ASSIGNED TASK »
Each entry needs to be copied exactly, with nothing left out.
━━━━━ MATERIAL SHOWN ━━━━━
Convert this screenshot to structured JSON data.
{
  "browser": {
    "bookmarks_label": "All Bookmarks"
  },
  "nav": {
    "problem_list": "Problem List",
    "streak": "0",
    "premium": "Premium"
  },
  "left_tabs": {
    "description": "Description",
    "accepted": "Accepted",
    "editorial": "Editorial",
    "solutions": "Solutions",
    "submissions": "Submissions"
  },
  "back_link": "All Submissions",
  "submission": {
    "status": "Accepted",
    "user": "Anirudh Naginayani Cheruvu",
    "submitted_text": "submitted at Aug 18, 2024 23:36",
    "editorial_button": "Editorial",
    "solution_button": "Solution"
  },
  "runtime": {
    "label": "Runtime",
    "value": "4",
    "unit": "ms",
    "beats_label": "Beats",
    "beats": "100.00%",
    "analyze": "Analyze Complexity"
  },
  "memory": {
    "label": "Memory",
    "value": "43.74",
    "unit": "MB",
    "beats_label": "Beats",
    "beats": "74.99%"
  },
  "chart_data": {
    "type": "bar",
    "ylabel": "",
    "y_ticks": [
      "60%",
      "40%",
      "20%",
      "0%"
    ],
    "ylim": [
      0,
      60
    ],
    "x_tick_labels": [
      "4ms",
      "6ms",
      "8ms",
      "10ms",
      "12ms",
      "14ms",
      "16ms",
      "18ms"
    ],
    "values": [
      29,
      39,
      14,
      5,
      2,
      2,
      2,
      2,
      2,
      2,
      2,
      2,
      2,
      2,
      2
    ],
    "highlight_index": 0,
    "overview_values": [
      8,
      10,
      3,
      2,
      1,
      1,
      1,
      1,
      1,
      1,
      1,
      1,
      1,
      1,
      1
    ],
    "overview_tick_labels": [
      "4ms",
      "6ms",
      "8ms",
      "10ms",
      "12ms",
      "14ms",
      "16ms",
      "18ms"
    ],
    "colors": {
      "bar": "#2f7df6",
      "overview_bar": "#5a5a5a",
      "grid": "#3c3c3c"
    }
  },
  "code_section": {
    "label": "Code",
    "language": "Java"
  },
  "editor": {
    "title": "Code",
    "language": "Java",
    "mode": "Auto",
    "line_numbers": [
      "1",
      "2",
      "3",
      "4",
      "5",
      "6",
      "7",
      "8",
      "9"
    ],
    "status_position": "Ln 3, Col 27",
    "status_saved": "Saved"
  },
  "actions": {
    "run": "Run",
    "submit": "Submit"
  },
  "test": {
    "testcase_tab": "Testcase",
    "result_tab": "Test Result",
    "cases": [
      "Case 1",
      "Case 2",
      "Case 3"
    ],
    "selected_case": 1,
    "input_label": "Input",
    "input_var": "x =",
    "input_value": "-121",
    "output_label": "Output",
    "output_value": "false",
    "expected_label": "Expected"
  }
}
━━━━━
TASK ANSWER »
Convert this screenshot to structured JSON data.
{
  "browser": {
    "bookmarks_label": "All Bookmarks"
  },
  "nav": {
    "problem_list": "Problem List",
    "streak": "0",
    "premium": "Premium"
  },
  "left_tabs": {
    "description": "Description",
    "accepted": "Accepted",
    "editorial": "Editorial",
    "solutions": "Solutions",
    "submissions": "Submissions"
  },
  "back_link": "All Submissions",
  "submission": {
    "status": "Accepted",
    "user": "Anirudh Naginayani Cheruvu",
    "submitted_text": "submitted at Aug 18, 2024 23:36",
    "editorial_button": "Editorial",
    "solution_button": "Solution"
  },
  "runtime": {
    "label": "Runtime",
    "value": "4",
    "unit": "ms",
    "beats_label": "Beats",
    "beats": "100.00%",
    "analyze": "Analyze Complexity"
  },
  "memory": {
    "label": "Memory",
    "value": "43.74",
    "unit": "MB",
    "beats_label": "Beats",
    "beats": "74.99%"
  },
  "chart_data": {
    "type": "bar",
    "ylabel": "",
    "y_ticks": [
      "60%",
      "40%",
      "20%",
      "0%"
    ],
    "ylim": [
      0,
      60
    ],
    "x_tick_labels": [
      "4ms",
      "6ms",
      "8ms",
      "10ms",
      "12ms",
      "14ms",
      "16ms",
      "18ms"
    ],
    "values": [
      29,
      39,
      14,
      5,
      2,
      2,
      2,
      2,
      2,
      2,
      2,
      2,
      2,
      2,
      2
    ],
    "highlight_index": 0,
    "overview_values": [
      8,
      10,
      3,
      2,
      1,
      1,
      1,
      1,
      1,
      1,
      1,
      1,
      1,
      1,
      1
    ],
    "overview_tick_labels": [
      "4ms",
      "6ms",
      "8ms",
      "10ms",
      "12ms",
      "14ms",
      "16ms",
      "18ms"
    ],
    "colors": {
      "bar": "#2f7df6",
      "overview_bar": "#5a5a5a",
      "grid": "#3c3c3c"
    }
  },
  "code_section": {
    "label": "Code",
    "language": "Java"
  },
  "editor": {
    "title": "Code",
    "language": "Java",
    "mode": "Auto",
    "line_numbers": [
      "1",
      "2",
      "3",
      "4",
      "5",
      "6",
      "7",
      "8",
      "9"
    ],
    "status_position": "Ln 3, Col 27",
    "status_saved": "Saved"
  },
  "actions": {
    "run": "Run",
    "submit": "Submit"
  },
  "test": {
    "testcase_tab": "Testcase",
    "result_tab": "Test Result",
    "cases": [
      "Case 1",
      "Case 2",
      "Case 3"
    ],
    "selected_case": 1,
    "input_label": "Input",
    "input_var": "x =",
    "input_value": "-121",
    "output_label": "Output",
    "output_value": "false",
    "expected_label": "Expected"
  }
}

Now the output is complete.